## Work item:
In this exercise, write out the data word for word and leave every image out.

## Provided records:
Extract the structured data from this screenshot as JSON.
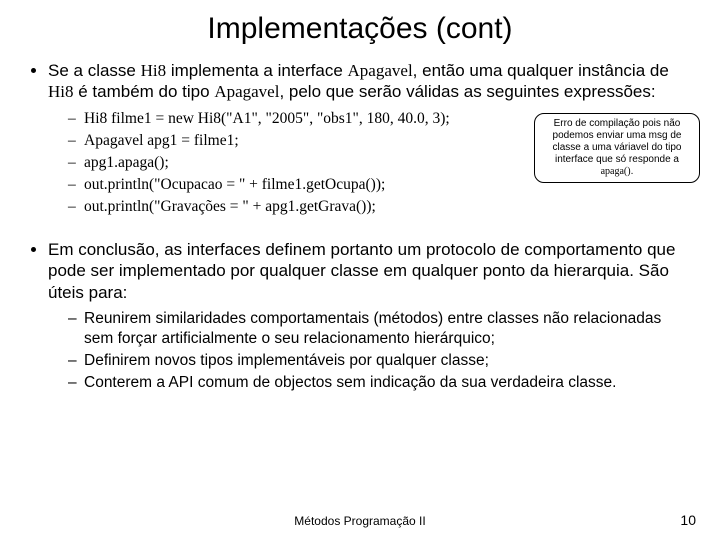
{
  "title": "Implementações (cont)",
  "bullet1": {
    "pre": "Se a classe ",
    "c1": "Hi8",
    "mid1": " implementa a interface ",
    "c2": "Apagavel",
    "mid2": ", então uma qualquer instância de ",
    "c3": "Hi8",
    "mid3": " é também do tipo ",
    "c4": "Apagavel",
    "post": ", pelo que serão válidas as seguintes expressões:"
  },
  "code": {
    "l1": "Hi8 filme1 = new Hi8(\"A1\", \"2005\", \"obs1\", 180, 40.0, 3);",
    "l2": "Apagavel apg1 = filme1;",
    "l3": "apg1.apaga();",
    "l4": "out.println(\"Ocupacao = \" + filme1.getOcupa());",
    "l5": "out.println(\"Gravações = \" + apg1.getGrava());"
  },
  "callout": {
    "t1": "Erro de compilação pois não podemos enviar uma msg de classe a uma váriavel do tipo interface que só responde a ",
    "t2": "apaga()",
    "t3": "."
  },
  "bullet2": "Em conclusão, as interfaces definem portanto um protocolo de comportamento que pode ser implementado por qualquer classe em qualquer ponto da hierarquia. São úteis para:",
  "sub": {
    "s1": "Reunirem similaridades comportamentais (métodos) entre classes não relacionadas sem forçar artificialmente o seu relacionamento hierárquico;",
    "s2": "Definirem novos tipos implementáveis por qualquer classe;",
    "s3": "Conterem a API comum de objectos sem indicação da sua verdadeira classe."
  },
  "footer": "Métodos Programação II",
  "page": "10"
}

## Solution for this problem:
Extract the structured data from this screenshot as JSON.
{
  "title": "Implementações (cont)",
  "bullet1": {
    "pre": "Se a classe ",
    "c1": "Hi8",
    "mid1": " implementa a interface ",
    "c2": "Apagavel",
    "mid2": ", então uma qualquer instância de ",
    "c3": "Hi8",
    "mid3": " é também do tipo ",
    "c4": "Apagavel",
    "post": ", pelo que serão válidas as seguintes expressões:"
  },
  "code": {
    "l1": "Hi8 filme1 = new Hi8(\"A1\", \"2005\", \"obs1\", 180, 40.0, 3);",
    "l2": "Apagavel apg1 = filme1;",
    "l3": "apg1.apaga();",
    "l4": "out.println(\"Ocupacao = \" + filme1.getOcupa());",
    "l5": "out.println(\"Gravações = \" + apg1.getGrava());"
  },
  "callout": {
    "t1": "Erro de compilação pois não podemos enviar uma msg de classe a uma váriavel do tipo interface que só responde a ",
    "t2": "apaga()",
    "t3": "."
  },
  "bullet2": "Em conclusão, as interfaces definem portanto um protocolo de comportamento que pode ser implementado por qualquer classe em qualquer ponto da hierarquia. São úteis para:",
  "sub": {
    "s1": "Reunirem similaridades comportamentais (métodos) entre classes não relacionadas sem forçar artificialmente o seu relacionamento hierárquico;",
    "s2": "Definirem novos tipos implementáveis por qualquer classe;",
    "s3": "Conterem a API comum de objectos sem indicação da sua verdadeira classe."
  },
  "footer": "Métodos Programação II",
  "page": "10"
}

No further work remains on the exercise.